> _Description of the task_
The records follow. Count the lines holding "type" and give only the number.

> _Stored data_
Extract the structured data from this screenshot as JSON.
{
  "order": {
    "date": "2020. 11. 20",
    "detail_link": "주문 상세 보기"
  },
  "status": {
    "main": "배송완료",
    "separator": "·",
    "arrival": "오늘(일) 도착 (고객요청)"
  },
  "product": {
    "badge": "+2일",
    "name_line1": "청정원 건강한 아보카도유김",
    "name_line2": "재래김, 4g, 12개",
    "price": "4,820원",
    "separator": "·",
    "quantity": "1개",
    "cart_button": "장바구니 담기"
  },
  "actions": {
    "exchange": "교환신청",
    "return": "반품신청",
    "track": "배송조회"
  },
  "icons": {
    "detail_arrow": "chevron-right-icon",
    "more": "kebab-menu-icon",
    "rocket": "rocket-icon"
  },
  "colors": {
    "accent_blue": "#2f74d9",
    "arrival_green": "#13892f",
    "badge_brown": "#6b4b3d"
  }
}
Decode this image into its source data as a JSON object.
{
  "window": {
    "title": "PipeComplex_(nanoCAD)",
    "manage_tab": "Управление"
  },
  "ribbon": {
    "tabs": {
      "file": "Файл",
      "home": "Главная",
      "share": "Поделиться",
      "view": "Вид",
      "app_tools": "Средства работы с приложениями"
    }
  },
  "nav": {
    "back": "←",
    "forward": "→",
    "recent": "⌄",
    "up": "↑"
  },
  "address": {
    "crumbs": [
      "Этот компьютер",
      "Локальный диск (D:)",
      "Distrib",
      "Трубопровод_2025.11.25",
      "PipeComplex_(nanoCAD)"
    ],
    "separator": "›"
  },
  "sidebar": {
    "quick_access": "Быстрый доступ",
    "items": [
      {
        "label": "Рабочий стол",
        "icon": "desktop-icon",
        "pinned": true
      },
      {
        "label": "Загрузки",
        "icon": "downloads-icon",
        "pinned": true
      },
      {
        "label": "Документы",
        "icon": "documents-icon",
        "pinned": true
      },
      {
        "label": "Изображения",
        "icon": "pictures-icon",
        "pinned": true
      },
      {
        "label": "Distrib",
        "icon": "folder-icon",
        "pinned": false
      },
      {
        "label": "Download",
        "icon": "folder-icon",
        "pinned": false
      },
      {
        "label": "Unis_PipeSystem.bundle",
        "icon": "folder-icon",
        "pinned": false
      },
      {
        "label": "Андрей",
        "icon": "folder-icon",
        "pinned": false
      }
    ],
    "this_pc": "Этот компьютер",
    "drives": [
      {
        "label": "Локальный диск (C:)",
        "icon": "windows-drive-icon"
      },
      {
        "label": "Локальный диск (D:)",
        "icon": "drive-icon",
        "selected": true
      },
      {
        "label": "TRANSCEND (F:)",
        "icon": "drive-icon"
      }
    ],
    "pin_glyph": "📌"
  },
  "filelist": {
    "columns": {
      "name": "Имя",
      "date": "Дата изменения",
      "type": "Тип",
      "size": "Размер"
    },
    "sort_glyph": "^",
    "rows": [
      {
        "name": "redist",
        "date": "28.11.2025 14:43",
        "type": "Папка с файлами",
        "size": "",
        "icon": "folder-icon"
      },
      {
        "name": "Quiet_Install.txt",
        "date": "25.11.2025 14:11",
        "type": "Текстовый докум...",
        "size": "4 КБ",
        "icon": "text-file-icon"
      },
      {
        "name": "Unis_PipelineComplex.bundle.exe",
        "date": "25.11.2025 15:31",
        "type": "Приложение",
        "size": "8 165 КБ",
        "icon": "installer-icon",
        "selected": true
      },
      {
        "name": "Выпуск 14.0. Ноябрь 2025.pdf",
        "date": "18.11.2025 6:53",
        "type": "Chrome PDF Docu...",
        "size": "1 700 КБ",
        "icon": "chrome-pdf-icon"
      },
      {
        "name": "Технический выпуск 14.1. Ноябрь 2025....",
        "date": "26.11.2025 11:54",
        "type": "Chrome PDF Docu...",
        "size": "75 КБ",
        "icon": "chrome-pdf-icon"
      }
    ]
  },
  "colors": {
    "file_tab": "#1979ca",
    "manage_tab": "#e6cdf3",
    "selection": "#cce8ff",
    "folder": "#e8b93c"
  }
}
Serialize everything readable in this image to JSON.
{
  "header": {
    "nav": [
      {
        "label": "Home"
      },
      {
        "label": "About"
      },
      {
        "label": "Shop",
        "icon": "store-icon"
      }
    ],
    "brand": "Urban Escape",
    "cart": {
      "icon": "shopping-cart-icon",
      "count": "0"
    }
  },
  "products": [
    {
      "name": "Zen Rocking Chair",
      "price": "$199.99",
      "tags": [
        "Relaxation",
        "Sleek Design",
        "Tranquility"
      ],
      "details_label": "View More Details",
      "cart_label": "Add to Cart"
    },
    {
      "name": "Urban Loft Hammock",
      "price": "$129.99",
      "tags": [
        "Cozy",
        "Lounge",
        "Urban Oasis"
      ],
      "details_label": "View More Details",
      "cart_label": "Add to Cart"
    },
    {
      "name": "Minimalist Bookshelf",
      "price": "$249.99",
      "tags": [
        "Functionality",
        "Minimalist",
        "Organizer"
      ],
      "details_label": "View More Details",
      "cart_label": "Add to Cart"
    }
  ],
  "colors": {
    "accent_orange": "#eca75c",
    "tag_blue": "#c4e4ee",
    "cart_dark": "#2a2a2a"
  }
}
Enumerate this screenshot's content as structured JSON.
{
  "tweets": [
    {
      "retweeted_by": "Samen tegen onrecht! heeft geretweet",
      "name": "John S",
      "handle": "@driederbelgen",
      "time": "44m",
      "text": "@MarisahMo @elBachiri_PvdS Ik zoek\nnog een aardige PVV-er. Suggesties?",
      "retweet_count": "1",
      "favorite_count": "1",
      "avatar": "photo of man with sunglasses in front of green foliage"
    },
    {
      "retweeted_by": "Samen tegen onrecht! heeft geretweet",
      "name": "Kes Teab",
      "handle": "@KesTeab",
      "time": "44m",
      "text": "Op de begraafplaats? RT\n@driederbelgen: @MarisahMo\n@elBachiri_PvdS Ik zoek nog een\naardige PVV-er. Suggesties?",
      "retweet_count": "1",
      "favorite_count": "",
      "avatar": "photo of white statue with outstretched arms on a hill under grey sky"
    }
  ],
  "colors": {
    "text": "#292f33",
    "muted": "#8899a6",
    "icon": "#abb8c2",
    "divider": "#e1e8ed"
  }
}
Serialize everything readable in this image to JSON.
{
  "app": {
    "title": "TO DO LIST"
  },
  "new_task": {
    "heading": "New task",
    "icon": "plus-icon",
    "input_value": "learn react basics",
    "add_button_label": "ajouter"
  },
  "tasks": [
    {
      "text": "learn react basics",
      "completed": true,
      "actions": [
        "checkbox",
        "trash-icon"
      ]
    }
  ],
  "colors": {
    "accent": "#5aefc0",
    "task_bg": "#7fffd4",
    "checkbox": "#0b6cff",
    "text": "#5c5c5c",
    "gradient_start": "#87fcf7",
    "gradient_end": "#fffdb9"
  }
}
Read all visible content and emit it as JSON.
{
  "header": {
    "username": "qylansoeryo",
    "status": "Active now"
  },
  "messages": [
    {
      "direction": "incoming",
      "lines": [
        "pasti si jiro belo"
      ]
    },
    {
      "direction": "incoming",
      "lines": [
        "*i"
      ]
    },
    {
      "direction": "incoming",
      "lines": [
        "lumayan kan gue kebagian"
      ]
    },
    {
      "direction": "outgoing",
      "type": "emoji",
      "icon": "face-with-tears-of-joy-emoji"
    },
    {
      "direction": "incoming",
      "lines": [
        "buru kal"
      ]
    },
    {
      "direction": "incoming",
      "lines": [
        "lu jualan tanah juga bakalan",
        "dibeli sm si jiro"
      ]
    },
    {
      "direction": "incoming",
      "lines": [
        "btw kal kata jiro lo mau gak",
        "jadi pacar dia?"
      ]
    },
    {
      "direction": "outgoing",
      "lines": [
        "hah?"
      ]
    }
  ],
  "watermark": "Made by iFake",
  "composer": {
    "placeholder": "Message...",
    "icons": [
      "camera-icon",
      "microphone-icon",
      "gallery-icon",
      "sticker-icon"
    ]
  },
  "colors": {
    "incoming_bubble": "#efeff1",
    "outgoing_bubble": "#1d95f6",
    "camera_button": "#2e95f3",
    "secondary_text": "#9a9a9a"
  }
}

> _Answer to the exercise_
7